▶ [LISTED ENTRIES]:
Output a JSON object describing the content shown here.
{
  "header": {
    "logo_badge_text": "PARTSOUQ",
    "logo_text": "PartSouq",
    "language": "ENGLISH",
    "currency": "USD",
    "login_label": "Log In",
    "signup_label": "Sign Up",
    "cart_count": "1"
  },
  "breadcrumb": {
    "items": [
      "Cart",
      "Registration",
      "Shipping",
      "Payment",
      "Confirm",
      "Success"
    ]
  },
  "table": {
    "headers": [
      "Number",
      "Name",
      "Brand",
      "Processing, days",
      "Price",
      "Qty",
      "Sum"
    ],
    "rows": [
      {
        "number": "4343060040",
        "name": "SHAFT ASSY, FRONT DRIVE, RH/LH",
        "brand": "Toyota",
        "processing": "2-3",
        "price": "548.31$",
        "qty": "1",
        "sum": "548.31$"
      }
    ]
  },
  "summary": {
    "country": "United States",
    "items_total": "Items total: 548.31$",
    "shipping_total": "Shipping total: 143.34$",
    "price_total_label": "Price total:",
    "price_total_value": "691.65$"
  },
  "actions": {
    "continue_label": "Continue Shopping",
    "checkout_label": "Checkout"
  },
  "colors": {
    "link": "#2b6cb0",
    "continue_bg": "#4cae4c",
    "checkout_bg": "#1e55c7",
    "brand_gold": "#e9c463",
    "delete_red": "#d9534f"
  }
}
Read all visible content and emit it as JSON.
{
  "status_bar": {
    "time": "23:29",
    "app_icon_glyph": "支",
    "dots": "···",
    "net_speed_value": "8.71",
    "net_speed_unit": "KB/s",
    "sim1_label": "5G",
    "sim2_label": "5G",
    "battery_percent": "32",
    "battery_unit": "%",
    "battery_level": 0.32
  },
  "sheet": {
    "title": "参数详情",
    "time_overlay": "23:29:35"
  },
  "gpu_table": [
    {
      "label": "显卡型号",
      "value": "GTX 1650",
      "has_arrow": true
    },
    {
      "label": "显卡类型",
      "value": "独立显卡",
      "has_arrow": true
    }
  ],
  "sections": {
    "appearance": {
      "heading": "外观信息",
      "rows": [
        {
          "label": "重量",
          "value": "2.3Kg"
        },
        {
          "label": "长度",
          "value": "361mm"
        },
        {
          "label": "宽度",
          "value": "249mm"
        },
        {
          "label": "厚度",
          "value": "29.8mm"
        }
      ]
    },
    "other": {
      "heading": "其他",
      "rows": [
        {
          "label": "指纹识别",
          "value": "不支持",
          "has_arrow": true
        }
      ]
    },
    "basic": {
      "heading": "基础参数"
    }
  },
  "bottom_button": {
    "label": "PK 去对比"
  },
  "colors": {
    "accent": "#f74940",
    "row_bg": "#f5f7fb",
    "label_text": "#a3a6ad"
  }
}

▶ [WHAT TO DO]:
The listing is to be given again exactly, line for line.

▶ [RESULT]:
Output a JSON object describing the content shown here.
{
  "header": {
    "logo_badge_text": "PARTSOUQ",
    "logo_text": "PartSouq",
    "language": "ENGLISH",
    "currency": "USD",
    "login_label": "Log In",
    "signup_label": "Sign Up",
    "cart_count": "1"
  },
  "breadcrumb": {
    "items": [
      "Cart",
      "Registration",
      "Shipping",
      "Payment",
      "Confirm",
      "Success"
    ]
  },
  "table": {
    "headers": [
      "Number",
      "Name",
      "Brand",
      "Processing, days",
      "Price",
      "Qty",
      "Sum"
    ],
    "rows": [
      {
        "number": "4343060040",
        "name": "SHAFT ASSY, FRONT DRIVE, RH/LH",
        "brand": "Toyota",
        "processing": "2-3",
        "price": "548.31$",
        "qty": "1",
        "sum": "548.31$"
      }
    ]
  },
  "summary": {
    "country": "United States",
    "items_total": "Items total: 548.31$",
    "shipping_total": "Shipping total: 143.34$",
    "price_total_label": "Price total:",
    "price_total_value": "691.65$"
  },
  "actions": {
    "continue_label": "Continue Shopping",
    "checkout_label": "Checkout"
  },
  "colors": {
    "link": "#2b6cb0",
    "continue_bg": "#4cae4c",
    "checkout_bg": "#1e55c7",
    "brand_gold": "#e9c463",
    "delete_red": "#d9534f"
  }
}
Read all visible content and emit it as JSON.
{
  "status_bar": {
    "time": "23:29",
    "app_icon_glyph": "支",
    "dots": "···",
    "net_speed_value": "8.71",
    "net_speed_unit": "KB/s",
    "sim1_label": "5G",
    "sim2_label": "5G",
    "battery_percent": "32",
    "battery_unit": "%",
    "battery_level": 0.32
  },
  "sheet": {
    "title": "参数详情",
    "time_overlay": "23:29:35"
  },
  "gpu_table": [
    {
      "label": "显卡型号",
      "value": "GTX 1650",
      "has_arrow": true
    },
    {
      "label": "显卡类型",
      "value": "独立显卡",
      "has_arrow": true
    }
  ],
  "sections": {
    "appearance": {
      "heading": "外观信息",
      "rows": [
        {
          "label": "重量",
          "value": "2.3Kg"
        },
        {
          "label": "长度",
          "value": "361mm"
        },
        {
          "label": "宽度",
          "value": "249mm"
        },
        {
          "label": "厚度",
          "value": "29.8mm"
        }
      ]
    },
    "other": {
      "heading": "其他",
      "rows": [
        {
          "label": "指纹识别",
          "value": "不支持",
          "has_arrow": true
        }
      ]
    },
    "basic": {
      "heading": "基础参数"
    }
  },
  "bottom_button": {
    "label": "PK 去对比"
  },
  "colors": {
    "accent": "#f74940",
    "row_bg": "#f5f7fb",
    "label_text": "#a3a6ad"
  }
}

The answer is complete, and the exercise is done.